# What needs to be done:
From the entries below, pull out each line where "unit" appears.

*** Opening of Input records ***

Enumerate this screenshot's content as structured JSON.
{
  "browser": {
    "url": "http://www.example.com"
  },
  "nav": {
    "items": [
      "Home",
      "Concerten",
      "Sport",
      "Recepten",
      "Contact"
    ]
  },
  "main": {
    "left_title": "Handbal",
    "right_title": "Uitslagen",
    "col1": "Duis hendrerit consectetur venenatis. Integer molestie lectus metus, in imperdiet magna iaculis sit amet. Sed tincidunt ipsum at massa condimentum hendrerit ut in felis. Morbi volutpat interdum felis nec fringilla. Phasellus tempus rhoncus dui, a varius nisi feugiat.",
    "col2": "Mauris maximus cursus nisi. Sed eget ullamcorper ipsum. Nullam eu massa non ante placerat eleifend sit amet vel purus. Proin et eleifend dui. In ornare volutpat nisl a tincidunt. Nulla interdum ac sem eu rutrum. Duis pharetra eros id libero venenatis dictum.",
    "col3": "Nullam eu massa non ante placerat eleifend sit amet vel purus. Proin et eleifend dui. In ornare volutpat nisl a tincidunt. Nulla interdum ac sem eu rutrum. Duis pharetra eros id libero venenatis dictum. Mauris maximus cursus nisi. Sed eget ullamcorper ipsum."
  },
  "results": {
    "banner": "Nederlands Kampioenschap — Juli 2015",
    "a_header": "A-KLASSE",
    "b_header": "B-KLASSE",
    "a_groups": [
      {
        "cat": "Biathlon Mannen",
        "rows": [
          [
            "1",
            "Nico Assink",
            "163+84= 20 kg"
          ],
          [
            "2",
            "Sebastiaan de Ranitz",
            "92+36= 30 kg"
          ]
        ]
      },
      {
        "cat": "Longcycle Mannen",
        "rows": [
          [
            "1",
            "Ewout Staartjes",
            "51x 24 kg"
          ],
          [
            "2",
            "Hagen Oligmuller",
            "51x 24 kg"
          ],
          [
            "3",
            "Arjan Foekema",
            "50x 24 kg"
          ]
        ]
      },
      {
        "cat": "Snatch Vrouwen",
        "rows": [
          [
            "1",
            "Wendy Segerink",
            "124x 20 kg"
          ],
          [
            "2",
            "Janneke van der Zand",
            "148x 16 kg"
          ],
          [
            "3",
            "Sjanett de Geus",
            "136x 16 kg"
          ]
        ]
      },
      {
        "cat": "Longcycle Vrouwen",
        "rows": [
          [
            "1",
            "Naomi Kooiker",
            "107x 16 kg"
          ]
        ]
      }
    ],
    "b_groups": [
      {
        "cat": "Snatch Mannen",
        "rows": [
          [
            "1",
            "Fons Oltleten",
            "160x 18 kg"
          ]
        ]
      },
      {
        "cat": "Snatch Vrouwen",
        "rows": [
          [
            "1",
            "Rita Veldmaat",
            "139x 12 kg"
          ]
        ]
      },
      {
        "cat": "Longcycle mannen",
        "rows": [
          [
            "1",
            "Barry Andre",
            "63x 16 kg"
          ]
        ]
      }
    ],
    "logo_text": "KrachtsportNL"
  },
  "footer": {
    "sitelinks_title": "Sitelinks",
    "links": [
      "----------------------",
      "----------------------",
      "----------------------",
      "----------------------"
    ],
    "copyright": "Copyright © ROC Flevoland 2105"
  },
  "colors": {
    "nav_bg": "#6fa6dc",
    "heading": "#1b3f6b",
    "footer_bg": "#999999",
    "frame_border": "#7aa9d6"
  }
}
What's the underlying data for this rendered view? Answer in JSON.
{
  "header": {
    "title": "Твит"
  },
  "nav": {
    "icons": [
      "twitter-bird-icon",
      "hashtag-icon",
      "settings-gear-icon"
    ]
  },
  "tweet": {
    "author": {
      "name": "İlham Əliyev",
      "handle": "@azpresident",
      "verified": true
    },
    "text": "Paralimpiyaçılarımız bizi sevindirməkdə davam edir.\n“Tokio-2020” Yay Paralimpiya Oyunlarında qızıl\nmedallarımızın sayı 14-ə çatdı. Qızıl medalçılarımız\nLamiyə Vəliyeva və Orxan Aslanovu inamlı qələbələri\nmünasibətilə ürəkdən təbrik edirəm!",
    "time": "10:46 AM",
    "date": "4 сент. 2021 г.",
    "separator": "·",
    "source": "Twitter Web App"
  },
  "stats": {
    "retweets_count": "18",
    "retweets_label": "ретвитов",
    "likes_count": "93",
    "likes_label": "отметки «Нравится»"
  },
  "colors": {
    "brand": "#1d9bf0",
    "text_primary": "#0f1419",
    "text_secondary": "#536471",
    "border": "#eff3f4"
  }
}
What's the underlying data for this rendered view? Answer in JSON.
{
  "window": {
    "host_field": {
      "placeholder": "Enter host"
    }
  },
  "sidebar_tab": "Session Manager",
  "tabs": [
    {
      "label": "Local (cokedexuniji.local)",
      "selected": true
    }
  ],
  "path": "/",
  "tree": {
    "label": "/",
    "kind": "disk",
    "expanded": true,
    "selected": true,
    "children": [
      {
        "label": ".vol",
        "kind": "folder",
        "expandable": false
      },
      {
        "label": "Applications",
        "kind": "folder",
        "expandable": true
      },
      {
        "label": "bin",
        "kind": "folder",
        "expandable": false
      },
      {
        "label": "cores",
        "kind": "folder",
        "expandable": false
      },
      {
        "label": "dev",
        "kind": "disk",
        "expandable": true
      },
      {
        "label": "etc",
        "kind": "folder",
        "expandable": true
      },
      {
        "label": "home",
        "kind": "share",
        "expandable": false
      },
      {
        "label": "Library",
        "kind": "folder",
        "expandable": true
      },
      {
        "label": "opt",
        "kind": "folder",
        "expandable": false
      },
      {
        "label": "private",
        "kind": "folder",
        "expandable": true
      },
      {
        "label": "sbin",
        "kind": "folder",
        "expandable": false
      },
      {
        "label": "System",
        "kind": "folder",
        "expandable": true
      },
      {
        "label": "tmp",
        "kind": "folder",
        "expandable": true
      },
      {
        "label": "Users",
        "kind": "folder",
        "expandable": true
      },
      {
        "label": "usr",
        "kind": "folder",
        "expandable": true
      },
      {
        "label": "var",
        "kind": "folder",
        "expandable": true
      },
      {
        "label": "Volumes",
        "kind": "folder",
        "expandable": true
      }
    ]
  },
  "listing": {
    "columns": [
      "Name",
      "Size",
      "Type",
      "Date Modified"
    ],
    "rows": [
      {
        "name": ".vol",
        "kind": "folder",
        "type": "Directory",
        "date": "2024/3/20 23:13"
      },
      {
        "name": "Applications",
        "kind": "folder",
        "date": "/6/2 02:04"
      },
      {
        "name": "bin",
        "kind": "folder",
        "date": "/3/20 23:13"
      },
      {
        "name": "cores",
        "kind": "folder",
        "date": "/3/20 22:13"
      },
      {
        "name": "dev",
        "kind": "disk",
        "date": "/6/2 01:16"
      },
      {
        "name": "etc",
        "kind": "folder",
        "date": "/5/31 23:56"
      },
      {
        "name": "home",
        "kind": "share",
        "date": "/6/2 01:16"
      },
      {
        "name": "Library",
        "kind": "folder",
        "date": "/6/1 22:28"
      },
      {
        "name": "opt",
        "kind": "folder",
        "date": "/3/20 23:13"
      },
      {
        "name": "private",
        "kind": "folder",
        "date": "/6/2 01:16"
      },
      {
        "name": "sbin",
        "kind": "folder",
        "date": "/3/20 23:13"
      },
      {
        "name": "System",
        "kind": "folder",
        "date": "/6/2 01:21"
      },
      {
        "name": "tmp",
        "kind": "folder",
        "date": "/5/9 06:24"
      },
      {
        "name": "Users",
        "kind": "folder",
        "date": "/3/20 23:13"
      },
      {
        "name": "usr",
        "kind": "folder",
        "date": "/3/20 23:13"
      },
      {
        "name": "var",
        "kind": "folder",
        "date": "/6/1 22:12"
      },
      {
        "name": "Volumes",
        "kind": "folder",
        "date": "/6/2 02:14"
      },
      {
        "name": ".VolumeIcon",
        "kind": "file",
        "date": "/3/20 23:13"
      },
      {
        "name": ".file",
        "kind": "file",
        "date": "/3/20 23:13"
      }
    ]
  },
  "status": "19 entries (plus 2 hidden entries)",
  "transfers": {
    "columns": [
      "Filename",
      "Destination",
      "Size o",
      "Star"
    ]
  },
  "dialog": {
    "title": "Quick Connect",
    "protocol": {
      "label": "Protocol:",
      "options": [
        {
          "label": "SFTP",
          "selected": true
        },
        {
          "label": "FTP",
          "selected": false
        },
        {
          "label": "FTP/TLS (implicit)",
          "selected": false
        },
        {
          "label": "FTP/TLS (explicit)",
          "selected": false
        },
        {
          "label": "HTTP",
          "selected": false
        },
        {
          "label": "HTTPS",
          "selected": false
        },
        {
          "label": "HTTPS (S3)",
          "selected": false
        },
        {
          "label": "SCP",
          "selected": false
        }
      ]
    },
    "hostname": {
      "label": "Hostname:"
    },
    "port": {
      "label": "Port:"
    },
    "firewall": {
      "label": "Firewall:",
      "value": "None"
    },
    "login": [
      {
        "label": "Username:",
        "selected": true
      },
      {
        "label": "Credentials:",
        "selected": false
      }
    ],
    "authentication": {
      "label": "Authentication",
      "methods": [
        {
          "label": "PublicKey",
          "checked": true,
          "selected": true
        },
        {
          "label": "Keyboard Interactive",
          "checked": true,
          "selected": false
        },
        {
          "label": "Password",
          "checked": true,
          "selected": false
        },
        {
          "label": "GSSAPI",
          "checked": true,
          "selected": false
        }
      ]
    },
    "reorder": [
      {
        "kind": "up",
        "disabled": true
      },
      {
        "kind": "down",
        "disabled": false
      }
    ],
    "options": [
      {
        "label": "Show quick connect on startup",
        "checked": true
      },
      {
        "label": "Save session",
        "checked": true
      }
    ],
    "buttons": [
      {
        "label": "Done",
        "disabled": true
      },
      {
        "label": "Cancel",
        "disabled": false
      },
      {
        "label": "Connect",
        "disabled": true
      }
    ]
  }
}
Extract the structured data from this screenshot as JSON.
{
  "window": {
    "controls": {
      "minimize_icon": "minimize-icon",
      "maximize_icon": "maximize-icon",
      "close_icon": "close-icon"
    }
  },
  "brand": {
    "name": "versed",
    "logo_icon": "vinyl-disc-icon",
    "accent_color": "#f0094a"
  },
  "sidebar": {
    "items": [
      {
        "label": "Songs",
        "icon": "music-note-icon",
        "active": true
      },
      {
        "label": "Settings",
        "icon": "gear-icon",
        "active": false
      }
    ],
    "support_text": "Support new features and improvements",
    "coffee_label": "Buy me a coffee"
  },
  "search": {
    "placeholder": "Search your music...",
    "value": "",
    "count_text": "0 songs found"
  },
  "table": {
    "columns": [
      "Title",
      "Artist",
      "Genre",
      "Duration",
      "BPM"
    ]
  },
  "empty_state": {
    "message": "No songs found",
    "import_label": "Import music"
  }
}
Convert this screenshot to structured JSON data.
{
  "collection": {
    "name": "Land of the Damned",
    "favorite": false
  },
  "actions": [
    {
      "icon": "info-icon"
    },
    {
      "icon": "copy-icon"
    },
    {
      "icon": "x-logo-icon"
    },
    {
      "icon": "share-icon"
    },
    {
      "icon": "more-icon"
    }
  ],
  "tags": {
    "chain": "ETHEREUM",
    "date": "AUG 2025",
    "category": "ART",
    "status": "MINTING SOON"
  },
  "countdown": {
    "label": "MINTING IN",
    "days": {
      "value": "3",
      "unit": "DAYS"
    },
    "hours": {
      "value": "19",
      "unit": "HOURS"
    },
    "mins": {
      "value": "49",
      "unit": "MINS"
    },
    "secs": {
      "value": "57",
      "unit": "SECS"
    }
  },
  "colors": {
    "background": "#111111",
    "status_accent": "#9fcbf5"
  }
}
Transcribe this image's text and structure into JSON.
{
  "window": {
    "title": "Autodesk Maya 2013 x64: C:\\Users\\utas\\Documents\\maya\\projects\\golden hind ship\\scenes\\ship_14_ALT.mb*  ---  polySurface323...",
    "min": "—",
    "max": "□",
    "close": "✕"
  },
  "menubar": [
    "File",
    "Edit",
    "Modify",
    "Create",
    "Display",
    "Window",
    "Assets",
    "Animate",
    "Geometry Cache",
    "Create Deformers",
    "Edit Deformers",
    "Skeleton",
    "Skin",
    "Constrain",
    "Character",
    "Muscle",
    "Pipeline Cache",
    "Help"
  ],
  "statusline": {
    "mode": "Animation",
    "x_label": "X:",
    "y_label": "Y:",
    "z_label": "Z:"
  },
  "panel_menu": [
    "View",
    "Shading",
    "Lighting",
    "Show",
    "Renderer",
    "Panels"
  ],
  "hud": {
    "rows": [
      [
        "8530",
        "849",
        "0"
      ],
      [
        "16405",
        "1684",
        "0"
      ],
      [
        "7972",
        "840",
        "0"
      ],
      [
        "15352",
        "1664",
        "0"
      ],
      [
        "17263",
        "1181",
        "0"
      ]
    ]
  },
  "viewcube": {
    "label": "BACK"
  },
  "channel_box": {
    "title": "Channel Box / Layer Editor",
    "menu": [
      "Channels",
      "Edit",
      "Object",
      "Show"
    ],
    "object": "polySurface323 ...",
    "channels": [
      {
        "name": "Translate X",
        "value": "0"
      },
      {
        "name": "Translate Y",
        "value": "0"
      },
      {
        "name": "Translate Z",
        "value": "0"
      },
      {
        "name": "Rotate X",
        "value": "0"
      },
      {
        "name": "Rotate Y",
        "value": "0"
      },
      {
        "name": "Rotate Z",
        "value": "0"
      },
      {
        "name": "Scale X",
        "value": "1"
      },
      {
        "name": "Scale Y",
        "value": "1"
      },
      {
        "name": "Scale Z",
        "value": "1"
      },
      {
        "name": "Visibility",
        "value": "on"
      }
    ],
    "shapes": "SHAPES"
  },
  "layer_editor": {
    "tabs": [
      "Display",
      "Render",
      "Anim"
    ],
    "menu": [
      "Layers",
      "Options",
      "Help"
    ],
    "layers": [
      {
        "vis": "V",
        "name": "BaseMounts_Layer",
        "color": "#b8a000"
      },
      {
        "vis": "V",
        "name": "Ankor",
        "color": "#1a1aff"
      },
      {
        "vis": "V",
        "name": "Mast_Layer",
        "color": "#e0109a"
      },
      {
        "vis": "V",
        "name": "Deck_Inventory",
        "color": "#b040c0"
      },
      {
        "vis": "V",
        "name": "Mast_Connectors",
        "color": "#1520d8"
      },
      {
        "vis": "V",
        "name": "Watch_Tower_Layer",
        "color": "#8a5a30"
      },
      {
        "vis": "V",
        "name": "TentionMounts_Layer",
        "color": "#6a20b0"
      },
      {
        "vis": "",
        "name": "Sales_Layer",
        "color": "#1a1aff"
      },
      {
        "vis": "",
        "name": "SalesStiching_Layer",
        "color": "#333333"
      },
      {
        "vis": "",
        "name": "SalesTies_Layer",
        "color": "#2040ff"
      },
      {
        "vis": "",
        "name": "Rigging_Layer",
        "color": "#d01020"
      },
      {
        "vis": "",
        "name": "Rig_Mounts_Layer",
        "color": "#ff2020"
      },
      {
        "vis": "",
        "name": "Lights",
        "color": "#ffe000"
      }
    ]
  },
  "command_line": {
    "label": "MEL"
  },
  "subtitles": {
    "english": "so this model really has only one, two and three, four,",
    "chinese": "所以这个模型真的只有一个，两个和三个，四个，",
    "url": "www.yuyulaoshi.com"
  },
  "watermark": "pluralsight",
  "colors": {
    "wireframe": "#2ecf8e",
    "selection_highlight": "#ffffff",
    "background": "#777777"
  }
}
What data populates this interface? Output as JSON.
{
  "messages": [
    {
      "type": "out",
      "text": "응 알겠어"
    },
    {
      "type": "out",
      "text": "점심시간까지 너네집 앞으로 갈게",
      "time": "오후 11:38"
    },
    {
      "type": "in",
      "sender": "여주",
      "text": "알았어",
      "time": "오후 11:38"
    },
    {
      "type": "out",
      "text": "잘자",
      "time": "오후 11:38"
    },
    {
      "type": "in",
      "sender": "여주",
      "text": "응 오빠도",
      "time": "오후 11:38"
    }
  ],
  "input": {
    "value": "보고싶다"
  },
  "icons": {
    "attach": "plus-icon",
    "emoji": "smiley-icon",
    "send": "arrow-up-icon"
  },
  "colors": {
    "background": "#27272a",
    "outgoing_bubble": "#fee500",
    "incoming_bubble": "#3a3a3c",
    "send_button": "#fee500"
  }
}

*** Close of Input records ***

# Response to this task:
      "unit": "DAYS"
      "unit": "HOURS"
      "unit": "MINS"
      "unit": "SECS"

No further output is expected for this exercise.